WHAT YOU WILL DO
Are you able to quote each entry exactly as written?

Dataset rows describing interfaces
BEGIN
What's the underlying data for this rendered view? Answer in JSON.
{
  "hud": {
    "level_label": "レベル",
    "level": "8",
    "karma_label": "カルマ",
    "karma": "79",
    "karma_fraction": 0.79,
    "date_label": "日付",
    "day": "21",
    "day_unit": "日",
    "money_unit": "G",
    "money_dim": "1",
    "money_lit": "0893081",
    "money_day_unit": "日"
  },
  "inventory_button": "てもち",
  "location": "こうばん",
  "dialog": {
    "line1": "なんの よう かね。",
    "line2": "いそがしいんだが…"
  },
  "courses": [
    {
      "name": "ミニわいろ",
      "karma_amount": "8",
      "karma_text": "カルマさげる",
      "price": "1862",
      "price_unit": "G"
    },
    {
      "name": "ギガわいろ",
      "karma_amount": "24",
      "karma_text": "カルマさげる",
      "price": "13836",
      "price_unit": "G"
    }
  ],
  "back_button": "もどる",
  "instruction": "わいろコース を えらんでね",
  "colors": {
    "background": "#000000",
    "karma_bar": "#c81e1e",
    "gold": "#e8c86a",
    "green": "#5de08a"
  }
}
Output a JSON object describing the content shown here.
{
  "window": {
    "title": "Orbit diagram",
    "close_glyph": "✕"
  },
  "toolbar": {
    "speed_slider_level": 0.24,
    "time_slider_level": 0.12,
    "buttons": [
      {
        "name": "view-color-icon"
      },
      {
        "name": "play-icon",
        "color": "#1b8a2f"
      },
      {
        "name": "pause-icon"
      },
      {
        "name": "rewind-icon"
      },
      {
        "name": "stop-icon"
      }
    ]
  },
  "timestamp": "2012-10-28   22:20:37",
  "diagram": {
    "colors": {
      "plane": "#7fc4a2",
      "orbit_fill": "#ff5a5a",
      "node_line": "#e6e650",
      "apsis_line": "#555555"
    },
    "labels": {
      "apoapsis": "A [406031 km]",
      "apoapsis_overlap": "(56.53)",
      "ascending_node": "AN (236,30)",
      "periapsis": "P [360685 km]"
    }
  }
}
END
SOLUTION BELOW
What's the underlying data for this rendered view? Answer in JSON.
{
  "hud": {
    "level_label": "レベル",
    "level": "8",
    "karma_label": "カルマ",
    "karma": "79",
    "karma_fraction": 0.79,
    "date_label": "日付",
    "day": "21",
    "day_unit": "日",
    "money_unit": "G",
    "money_dim": "1",
    "money_lit": "0893081",
    "money_day_unit": "日"
  },
  "inventory_button": "てもち",
  "location": "こうばん",
  "dialog": {
    "line1": "なんの よう かね。",
    "line2": "いそがしいんだが…"
  },
  "courses": [
    {
      "name": "ミニわいろ",
      "karma_amount": "8",
      "karma_text": "カルマさげる",
      "price": "1862",
      "price_unit": "G"
    },
    {
      "name": "ギガわいろ",
      "karma_amount": "24",
      "karma_text": "カルマさげる",
      "price": "13836",
      "price_unit": "G"
    }
  ],
  "back_button": "もどる",
  "instruction": "わいろコース を えらんでね",
  "colors": {
    "background": "#000000",
    "karma_bar": "#c81e1e",
    "gold": "#e8c86a",
    "green": "#5de08a"
  }
}
Output a JSON object describing the content shown here.
{
  "window": {
    "title": "Orbit diagram",
    "close_glyph": "✕"
  },
  "toolbar": {
    "speed_slider_level": 0.24,
    "time_slider_level": 0.12,
    "buttons": [
      {
        "name": "view-color-icon"
      },
      {
        "name": "play-icon",
        "color": "#1b8a2f"
      },
      {
        "name": "pause-icon"
      },
      {
        "name": "rewind-icon"
      },
      {
        "name": "stop-icon"
      }
    ]
  },
  "timestamp": "2012-10-28   22:20:37",
  "diagram": {
    "colors": {
      "plane": "#7fc4a2",
      "orbit_fill": "#ff5a5a",
      "node_line": "#e6e650",
      "apsis_line": "#555555"
    },
    "labels": {
      "apoapsis": "A [406031 km]",
      "apoapsis_overlap": "(56.53)",
      "ascending_node": "AN (236,30)",
      "periapsis": "P [360685 km]"
    }
  }
}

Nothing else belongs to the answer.